Across multiple domains of social perception - including social categorization, emotion perception, impression formation and mentalizing - multivariate pattern analysis (MVPA) of functional magnetic resonance imaging (fMRI) data has permitted a more detailed understanding of how social information is processed and represented in the brain. As in other neuroimaging fields, the neuroscientific study of social perception initially relied on broad structure-function associations derived from univariate fMRI analysis to map neural regions involved in these processes. In this review, we trace the ways that social neuroscience studies using MVPA have built on these neuroanatomical associations to better characterize the computational relevance of different brain regions, and discuss how MVPA allows explicit tests of the correspondence between psychological models and the neural representation of social information. We also describe current and future advances in methodological approaches to multivariate fMRI data and their theoretical value for the neuroscience of social perception.
- computational neuroscience
- multivariate pattern analysis
- social cognition
- social perception

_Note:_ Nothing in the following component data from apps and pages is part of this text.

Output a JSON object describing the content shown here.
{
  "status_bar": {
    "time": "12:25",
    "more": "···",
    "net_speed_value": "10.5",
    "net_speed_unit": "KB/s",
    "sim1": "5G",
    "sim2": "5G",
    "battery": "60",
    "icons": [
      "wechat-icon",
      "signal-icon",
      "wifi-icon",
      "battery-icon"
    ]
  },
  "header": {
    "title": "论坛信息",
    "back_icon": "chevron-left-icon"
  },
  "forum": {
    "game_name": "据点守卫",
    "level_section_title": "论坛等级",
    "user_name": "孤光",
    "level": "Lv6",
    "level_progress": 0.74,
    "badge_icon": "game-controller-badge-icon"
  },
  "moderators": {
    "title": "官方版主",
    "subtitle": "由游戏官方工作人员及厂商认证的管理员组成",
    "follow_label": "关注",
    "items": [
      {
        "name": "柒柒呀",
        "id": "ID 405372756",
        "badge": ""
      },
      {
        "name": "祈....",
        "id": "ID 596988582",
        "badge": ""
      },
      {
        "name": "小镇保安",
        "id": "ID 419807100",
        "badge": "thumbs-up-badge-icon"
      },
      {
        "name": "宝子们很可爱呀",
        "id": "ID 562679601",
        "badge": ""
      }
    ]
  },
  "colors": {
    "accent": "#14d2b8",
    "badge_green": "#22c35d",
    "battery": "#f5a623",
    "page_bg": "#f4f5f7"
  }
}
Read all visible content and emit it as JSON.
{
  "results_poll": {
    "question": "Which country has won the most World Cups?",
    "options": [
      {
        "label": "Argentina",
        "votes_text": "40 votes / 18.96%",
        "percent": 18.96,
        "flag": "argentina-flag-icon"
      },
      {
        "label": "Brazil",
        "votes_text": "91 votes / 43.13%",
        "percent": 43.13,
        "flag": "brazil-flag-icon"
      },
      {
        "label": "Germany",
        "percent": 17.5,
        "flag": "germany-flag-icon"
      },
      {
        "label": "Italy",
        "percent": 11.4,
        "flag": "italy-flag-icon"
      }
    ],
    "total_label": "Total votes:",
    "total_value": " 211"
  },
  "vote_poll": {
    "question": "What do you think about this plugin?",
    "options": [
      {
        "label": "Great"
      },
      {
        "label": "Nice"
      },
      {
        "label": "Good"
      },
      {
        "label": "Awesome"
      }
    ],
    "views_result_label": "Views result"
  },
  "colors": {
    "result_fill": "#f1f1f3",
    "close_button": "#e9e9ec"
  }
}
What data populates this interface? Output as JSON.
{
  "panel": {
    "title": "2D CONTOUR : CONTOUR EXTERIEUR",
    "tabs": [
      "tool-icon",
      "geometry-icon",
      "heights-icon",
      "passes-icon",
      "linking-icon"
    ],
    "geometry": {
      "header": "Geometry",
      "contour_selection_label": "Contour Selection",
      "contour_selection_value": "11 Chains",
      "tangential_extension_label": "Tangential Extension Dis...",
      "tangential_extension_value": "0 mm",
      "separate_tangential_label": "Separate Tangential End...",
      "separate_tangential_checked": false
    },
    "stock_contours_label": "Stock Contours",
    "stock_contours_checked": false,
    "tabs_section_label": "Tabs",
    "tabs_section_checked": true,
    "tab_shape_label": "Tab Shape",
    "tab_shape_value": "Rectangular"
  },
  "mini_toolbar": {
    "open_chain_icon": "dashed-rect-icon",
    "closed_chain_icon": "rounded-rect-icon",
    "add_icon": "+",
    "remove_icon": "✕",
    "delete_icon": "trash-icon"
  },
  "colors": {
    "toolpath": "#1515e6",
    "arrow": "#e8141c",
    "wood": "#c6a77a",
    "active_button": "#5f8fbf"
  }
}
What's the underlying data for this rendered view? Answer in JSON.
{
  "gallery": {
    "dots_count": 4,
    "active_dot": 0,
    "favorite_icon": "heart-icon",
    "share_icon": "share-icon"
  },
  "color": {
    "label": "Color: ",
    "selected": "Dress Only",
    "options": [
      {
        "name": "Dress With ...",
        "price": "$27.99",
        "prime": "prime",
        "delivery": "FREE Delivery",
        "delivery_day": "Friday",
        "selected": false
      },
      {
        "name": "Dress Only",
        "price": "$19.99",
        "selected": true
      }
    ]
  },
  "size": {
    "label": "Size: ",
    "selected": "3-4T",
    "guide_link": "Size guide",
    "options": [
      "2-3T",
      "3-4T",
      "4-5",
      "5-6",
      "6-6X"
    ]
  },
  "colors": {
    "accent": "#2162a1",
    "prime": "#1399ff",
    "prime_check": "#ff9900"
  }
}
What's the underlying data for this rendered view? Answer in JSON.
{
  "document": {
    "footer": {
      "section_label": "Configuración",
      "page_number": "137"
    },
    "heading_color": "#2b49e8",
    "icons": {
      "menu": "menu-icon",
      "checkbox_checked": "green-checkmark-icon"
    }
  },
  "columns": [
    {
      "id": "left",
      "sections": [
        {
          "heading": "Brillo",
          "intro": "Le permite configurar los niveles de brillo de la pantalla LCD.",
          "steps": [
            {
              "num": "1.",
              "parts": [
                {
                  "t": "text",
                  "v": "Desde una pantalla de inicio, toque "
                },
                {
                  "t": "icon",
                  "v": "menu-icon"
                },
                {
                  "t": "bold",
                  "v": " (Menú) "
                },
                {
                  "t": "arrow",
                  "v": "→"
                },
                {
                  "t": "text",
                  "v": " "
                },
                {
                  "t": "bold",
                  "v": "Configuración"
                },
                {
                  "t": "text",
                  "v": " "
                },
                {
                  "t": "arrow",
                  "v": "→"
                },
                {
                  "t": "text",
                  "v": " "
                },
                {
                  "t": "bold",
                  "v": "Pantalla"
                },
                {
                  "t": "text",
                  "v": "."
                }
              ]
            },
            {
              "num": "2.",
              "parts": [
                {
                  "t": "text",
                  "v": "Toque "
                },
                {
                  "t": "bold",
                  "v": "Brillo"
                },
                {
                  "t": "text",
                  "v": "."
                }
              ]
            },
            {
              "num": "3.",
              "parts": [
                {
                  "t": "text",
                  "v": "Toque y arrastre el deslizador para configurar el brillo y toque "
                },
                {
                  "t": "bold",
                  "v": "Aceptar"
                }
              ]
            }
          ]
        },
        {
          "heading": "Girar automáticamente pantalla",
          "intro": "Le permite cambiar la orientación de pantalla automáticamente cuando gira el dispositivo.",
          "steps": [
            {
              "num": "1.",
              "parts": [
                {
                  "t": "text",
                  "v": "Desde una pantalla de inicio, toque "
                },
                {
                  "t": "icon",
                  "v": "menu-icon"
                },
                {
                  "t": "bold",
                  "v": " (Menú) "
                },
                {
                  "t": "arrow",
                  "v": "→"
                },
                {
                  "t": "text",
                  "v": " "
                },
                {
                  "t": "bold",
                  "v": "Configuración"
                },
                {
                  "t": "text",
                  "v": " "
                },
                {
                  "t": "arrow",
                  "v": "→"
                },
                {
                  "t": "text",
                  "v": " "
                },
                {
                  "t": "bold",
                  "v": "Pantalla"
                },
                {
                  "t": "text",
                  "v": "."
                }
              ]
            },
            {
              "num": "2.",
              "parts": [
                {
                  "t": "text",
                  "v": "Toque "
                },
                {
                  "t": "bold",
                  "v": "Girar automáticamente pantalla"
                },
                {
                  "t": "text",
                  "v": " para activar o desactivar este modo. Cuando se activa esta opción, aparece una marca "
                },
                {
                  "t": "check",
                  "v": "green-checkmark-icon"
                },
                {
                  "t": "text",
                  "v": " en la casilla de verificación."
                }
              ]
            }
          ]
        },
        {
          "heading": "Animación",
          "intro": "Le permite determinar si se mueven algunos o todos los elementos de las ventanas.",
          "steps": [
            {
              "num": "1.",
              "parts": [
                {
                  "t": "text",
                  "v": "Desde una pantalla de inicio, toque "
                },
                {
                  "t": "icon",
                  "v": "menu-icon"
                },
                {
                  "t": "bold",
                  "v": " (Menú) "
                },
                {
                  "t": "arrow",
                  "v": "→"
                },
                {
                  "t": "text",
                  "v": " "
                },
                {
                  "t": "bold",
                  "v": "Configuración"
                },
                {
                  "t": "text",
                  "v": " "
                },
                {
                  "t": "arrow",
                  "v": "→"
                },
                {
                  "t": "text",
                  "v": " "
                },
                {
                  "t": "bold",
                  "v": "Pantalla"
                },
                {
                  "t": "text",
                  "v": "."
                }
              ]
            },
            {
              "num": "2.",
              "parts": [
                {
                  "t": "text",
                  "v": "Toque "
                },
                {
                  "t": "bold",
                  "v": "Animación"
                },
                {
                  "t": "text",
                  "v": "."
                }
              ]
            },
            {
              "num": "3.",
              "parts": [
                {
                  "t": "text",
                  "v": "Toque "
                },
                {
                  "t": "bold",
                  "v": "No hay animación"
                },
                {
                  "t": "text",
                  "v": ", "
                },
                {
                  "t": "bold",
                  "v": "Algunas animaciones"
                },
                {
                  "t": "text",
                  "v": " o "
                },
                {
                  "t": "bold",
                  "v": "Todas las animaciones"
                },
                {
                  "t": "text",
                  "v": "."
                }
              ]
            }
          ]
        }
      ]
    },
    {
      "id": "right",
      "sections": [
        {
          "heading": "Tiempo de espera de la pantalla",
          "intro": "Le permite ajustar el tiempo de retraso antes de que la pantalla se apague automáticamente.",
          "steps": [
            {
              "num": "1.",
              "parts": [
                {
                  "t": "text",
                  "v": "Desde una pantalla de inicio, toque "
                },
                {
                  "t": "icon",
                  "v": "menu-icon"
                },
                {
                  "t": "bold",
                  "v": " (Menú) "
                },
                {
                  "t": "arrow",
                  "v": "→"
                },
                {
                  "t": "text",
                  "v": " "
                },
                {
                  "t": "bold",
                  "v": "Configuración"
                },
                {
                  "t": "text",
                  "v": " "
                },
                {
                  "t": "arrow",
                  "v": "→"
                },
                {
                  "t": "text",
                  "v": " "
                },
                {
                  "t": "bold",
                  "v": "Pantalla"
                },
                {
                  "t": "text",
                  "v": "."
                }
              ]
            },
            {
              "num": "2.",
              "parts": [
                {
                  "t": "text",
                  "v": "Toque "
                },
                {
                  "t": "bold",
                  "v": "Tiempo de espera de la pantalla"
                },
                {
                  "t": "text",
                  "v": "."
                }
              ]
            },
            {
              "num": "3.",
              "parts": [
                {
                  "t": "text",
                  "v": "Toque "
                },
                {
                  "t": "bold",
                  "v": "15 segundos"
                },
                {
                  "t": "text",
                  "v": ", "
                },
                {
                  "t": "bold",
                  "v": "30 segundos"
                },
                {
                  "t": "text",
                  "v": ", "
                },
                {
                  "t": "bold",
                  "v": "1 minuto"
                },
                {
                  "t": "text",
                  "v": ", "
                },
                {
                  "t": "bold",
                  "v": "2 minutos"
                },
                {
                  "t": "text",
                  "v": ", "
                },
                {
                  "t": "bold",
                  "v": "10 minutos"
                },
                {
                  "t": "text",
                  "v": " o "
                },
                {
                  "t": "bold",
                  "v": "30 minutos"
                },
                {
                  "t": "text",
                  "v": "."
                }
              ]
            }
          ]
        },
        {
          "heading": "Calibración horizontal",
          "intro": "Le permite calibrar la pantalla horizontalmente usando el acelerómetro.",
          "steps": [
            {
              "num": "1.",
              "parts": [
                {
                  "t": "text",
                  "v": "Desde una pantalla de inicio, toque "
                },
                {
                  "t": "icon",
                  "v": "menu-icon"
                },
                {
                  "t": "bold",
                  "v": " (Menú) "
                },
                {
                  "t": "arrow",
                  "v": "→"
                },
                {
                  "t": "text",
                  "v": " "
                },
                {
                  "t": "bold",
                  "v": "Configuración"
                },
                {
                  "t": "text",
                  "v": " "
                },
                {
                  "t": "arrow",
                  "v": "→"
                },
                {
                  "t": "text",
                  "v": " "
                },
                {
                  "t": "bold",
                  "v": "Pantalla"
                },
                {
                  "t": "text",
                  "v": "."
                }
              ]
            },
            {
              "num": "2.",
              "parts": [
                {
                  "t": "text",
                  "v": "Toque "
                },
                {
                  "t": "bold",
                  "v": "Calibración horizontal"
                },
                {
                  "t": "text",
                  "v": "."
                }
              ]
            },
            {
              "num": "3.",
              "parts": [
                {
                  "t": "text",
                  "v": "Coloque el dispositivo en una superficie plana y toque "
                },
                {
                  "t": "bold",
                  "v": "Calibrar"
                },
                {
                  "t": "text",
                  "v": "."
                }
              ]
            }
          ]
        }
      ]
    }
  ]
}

ASJC Scopus subject areas
- Experimental and Cognitive Psychology
- Cognitive Neuroscience